#### DIRECTIONS:
In the records that come next, find every line with "مدير". Return those lines.

[Extracted data entries]
:::

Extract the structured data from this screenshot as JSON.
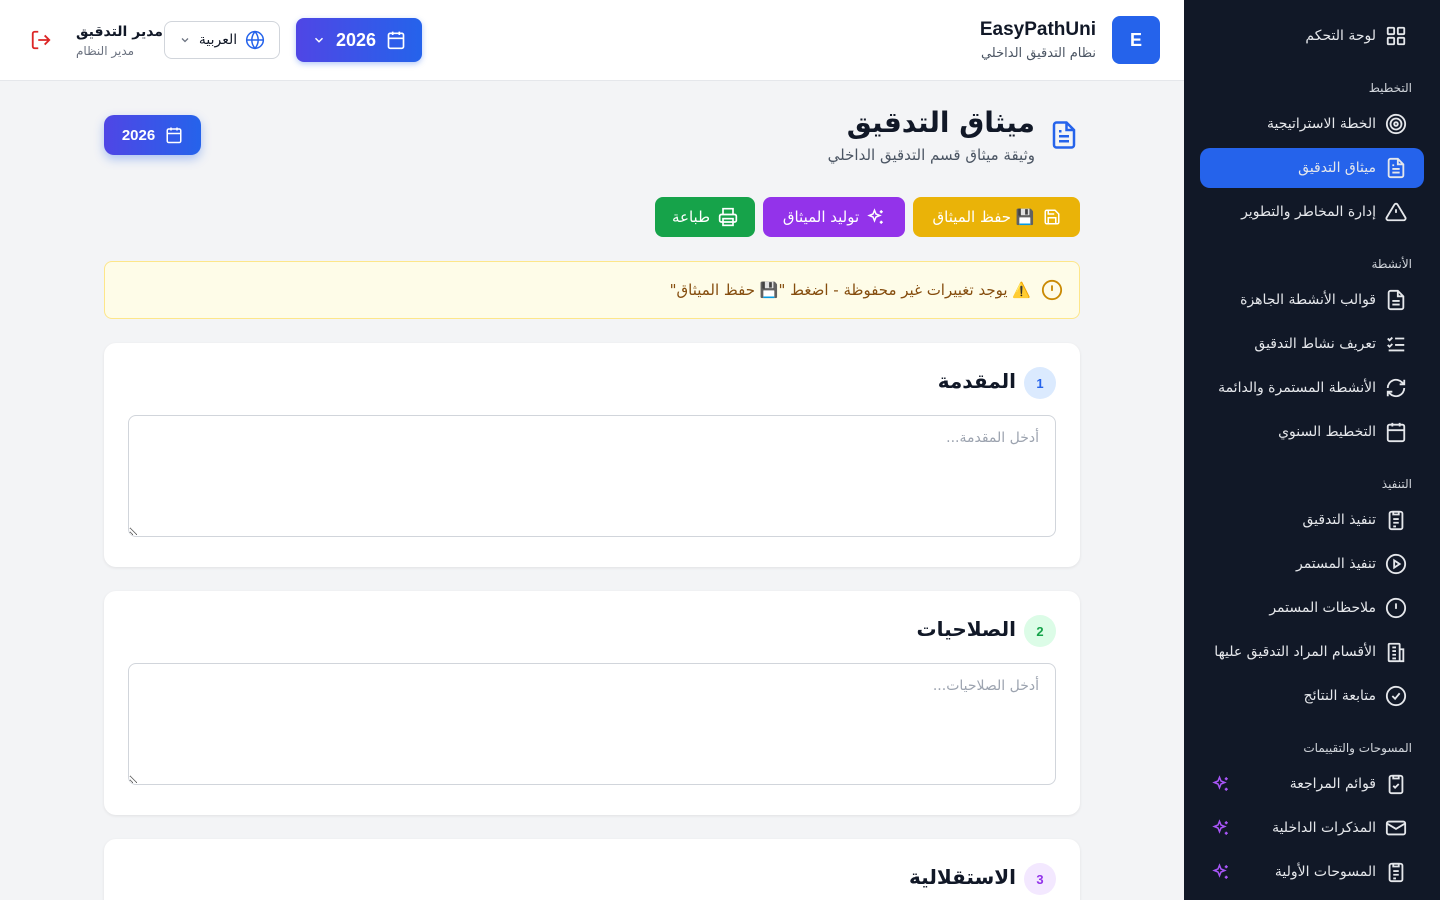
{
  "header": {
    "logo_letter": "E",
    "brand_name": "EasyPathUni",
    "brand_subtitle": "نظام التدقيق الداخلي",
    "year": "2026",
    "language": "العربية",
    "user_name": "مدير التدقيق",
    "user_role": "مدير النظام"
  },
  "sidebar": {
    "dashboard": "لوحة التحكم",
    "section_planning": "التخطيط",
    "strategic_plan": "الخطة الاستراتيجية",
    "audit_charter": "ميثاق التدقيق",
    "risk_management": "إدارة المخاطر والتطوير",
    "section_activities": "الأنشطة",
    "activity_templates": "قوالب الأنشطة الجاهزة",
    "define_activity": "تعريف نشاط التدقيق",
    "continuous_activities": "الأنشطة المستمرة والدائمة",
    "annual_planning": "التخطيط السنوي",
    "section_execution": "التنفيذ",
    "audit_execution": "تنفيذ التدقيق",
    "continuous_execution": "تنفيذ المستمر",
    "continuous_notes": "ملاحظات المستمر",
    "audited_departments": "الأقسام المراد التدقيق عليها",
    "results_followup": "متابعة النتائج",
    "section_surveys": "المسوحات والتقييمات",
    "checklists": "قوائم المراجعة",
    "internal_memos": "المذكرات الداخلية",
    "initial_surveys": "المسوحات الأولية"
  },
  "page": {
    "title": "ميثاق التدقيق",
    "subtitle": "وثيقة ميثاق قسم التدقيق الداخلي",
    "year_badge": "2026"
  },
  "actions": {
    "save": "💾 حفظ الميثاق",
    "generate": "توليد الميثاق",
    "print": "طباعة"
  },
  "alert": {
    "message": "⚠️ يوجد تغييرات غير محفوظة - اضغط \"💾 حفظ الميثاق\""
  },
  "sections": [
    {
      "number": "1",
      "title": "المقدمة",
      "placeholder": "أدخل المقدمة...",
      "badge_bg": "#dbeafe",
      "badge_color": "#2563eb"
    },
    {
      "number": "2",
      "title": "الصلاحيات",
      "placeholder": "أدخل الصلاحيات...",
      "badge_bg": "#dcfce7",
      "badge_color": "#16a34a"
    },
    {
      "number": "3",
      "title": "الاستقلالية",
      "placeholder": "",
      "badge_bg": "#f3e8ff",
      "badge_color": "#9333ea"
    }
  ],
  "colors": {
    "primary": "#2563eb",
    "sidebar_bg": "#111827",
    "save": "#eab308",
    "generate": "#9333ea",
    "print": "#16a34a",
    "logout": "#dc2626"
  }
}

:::

#### OUTPUT BELOW:
    "user_name": "مدير التدقيق",
    "user_role": "مدير النظام"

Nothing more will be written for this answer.